+++ Dataset extract
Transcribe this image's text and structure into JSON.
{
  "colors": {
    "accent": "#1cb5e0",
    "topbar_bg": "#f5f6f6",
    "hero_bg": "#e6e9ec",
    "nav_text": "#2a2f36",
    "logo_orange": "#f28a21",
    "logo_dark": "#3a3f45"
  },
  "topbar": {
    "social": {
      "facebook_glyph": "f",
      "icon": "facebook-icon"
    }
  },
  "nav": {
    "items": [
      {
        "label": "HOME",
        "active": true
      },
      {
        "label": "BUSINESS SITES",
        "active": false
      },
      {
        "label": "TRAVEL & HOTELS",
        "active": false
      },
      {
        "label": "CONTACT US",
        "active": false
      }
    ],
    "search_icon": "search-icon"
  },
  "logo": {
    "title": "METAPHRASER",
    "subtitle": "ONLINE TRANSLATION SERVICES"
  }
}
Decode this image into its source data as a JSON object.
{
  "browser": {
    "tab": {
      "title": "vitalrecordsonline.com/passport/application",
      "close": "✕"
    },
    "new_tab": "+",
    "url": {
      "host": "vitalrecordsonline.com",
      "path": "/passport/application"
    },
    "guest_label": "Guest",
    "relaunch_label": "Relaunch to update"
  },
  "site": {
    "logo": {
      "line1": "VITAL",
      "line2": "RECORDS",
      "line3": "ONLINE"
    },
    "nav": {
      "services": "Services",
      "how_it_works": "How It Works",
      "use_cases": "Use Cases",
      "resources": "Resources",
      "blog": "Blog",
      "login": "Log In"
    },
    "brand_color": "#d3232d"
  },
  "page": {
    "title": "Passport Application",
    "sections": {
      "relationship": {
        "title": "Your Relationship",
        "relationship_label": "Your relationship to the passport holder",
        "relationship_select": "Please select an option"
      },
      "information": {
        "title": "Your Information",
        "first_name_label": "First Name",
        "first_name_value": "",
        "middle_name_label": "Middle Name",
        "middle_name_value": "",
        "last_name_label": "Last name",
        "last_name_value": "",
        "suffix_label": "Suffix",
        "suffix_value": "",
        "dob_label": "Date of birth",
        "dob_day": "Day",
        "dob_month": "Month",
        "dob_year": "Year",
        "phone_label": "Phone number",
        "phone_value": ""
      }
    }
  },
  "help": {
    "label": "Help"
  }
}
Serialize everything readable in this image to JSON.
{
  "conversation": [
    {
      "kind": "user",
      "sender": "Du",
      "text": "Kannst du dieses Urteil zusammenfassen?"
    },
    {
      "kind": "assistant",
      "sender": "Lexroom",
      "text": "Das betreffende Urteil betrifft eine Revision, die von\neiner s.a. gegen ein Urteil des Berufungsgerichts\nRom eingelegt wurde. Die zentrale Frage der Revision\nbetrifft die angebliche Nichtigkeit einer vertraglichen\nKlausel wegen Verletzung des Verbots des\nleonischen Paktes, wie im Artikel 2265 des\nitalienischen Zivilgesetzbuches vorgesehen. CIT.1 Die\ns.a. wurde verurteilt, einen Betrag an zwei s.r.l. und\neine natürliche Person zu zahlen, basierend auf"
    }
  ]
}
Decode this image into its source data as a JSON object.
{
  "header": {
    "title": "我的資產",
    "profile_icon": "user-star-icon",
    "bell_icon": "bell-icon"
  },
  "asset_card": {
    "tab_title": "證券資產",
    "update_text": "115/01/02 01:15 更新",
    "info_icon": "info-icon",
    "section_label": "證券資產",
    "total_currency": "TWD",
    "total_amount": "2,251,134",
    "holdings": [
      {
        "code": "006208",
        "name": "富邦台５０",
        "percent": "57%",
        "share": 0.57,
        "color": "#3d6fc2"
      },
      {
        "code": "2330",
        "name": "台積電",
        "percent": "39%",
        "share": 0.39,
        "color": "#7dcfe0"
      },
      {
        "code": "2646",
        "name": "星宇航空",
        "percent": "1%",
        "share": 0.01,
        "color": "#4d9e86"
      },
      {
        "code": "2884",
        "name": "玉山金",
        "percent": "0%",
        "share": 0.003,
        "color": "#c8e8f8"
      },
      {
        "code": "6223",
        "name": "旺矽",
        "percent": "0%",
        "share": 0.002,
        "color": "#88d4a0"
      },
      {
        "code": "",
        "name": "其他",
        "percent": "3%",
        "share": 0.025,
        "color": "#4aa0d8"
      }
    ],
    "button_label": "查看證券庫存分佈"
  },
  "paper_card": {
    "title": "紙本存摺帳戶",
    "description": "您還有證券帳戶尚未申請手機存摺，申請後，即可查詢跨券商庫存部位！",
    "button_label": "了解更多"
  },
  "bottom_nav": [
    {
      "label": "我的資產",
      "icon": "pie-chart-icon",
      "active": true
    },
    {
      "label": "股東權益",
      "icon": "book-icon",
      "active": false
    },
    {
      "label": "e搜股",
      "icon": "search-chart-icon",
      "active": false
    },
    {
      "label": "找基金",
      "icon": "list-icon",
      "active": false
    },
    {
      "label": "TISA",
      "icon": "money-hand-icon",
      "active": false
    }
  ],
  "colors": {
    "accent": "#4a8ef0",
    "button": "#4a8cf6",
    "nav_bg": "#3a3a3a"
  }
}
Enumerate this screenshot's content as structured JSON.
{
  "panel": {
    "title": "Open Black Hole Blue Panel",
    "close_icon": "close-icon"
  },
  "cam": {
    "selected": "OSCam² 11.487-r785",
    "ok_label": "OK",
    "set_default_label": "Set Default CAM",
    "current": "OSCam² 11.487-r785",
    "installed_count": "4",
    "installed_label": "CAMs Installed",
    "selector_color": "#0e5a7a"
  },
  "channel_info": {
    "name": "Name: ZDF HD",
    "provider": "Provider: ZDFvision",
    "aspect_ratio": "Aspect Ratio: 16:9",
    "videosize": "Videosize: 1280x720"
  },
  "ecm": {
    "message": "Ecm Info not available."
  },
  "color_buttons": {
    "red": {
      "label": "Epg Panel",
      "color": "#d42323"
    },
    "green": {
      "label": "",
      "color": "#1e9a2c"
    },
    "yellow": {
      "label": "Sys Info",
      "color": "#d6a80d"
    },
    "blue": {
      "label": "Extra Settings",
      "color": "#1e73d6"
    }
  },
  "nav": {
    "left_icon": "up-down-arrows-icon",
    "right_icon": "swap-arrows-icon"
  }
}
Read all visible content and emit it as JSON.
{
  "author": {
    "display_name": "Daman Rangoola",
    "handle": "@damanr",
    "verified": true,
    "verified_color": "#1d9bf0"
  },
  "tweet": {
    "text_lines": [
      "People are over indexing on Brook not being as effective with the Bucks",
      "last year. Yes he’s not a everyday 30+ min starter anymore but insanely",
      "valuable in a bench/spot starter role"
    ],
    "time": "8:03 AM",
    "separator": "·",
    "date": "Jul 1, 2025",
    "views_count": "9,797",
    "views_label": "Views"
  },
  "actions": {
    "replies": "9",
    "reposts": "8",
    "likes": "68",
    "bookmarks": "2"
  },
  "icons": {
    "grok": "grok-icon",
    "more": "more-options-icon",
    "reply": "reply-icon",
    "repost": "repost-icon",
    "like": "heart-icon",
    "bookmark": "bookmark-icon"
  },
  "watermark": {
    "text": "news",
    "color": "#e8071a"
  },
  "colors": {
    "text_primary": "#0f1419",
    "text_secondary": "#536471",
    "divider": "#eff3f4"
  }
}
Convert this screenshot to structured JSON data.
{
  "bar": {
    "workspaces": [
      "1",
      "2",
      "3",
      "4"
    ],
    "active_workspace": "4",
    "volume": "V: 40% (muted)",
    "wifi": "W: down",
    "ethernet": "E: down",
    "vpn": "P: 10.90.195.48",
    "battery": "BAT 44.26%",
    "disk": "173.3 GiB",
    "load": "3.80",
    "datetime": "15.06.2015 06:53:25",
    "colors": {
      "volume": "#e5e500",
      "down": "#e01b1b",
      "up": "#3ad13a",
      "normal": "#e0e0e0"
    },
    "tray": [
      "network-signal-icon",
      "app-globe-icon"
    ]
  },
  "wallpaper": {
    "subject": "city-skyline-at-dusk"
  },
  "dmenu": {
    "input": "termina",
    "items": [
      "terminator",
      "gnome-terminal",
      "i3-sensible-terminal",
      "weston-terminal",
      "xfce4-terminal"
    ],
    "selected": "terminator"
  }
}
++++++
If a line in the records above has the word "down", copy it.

    "left_icon": "up-down-arrows-icon",
    "wifi": "W: down",
    "ethernet": "E: down",
      "down": "#e01b1b",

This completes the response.